As Adam’s new articling student, I’m taking up the mantle of writing our Blog Round Ups. If this is your first time reading one of these, this is where we feature other legal bloggers’ posts that we’ve read recently and highlight some of what we found interesting about them.
In the interests of full disclosure, I’ve cherry-picked this series of posts a little bit. I’ve always been very interested in cases and stories that bring technology (and the internet specifically) into the courtroom, so I couldn’t resist these entries.
First up is Maya Angenot’s recent Slaw post in which she compares a recent New Jersey Supreme Court case with an Ontario Court of Appeal decision.
The American case, New Jersey v. Earls, involved the right to privacy in the geolocation data that is produced by cell phones.
Some of the most interesting findings in the case came out of the court’s discussion of cell phone use in modern society and whether cell phone data is “voluntarily” disclosed. It ultimately found that police need a warrant before they can search an accused’s cell phone contents (data or meta-data).
Maya contrasted this case with R. v. Fearon. There the Court of Appeal held that an accused’s Charter rights weren’t violated when the police searched his phone when he was arrested – a phone is just something else to be searched incident to arrest.

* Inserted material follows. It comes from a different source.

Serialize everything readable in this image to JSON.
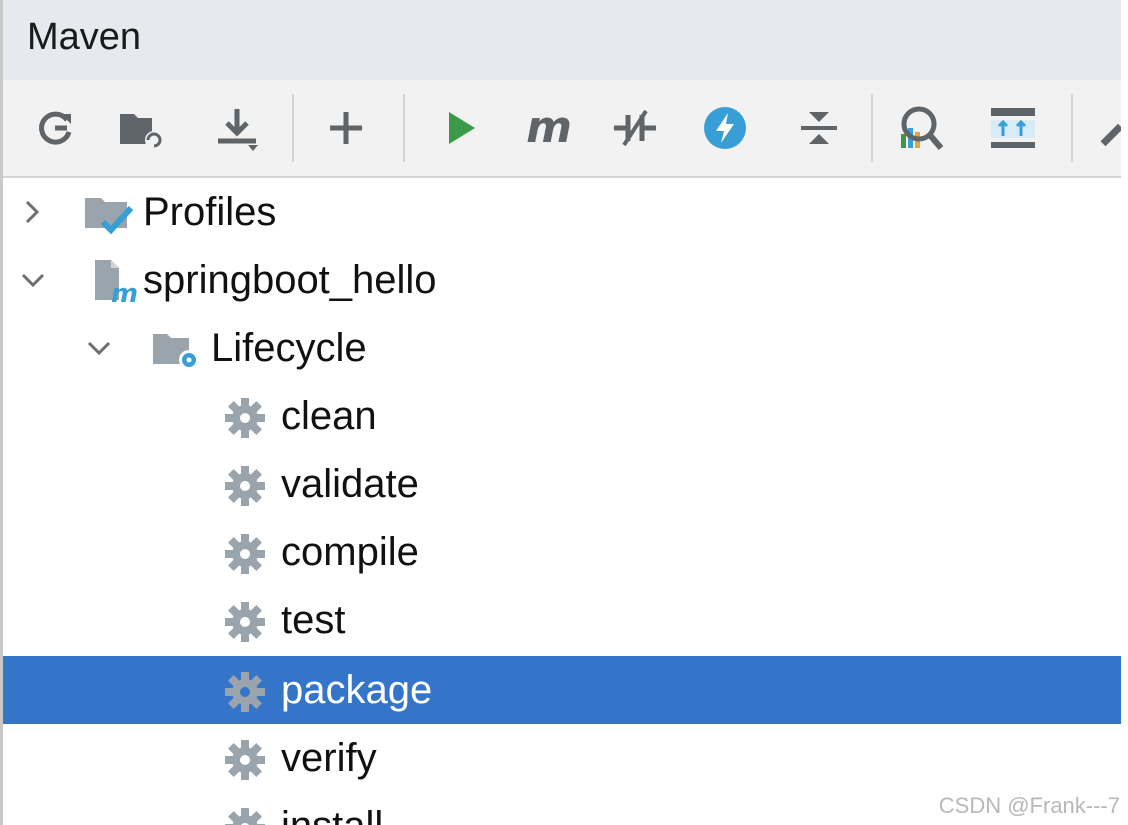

While geolocation data wasn’t at issue in Fearon (the police were looking for text messages, in fact), it is nonetheless interesting to see the Canadian court take such a different approach to its understanding of what cell phones mean to people. Maya certainly leaves us with the interesting question of what produced such a different result – the Canadian versus American legal system or the Canadian court taking an antiquated view of technological advances. There’s already an interesting discussion going in the Comments section.
This blog post from David Canton is a nice follow-up to read after Maya’s discussion of the Fearon case – particularly because it features a refreshingly realistic understanding of meta-data coming from Ontario’s Privacy Commissioner, Ann Cavoukian.
In the wake of the controversies surrounding the NSA and Edward Snowden, Ms. Cavoukian released a Primer on Metadata. Rather than take the Court of Appeal’s approach (essentially treating the contents of a phone similarly to the contents of a bag or purse), Ms. Cavoukian discusses how meta-data is, as David puts it, “just as personal and invasive as the data itself.” This seems more in line with the New Jersey court’s interpretation of phone data (and data about data), so it’ll be interesting to see how these sorts of arguments start to play out in Canadian jurisprudence.
Following in my interest in the use of technology in the courtroom, it would be odd if I didn’t look at the use of social media as evidence. That’s why next I’m looking at a Slaw post from Simon Chester – Prosecutions Involving Social Media Evidence. He discusses some guidelines that were published for crown counsel in the UK regarding cases involving social media evidence.
The subject matter of the post was a response to a well-publicized incident a few years ago in Doncaster. The accused, Mr. Chambers, had been very frustrated by delays caused by cold weather at the time and so posted the following tweet:
Crap! Robin Hood airport is closed. You’ve got a week and a bit to get your shit together otherwise I’m blowing the airport sky high!!
The police were eventually made aware of the tweet and an anti-terrorism squad arrested him and searched his house, phone, and computer hard drive. He was initially convicted but after several appeals the High Court quashed the conviction.
The guidelines that Mr. Chester reviewed came from the retiring Director of Public Prosecutions, Keir Starmer – the man apparently behind the push to continue prosecuting Mr. Chambers despite prosecutors in his office suggesting otherwise.
In presenting the guidelines, Mr. Starmer made reference to the importance of balancing the right to “freedom of expression and the need to uphold criminal law.”
He particularly stressed the need to avoid the potential chilling effect that might arise if the crown started prosecuting every incidence of offensive online communications. As a result, social media communications will be subject to a much higher threshold before they are subject to prosecution.
This blog post was written by Ricardo Golec. Ricardo is a student-at-law working for Adam Goodman.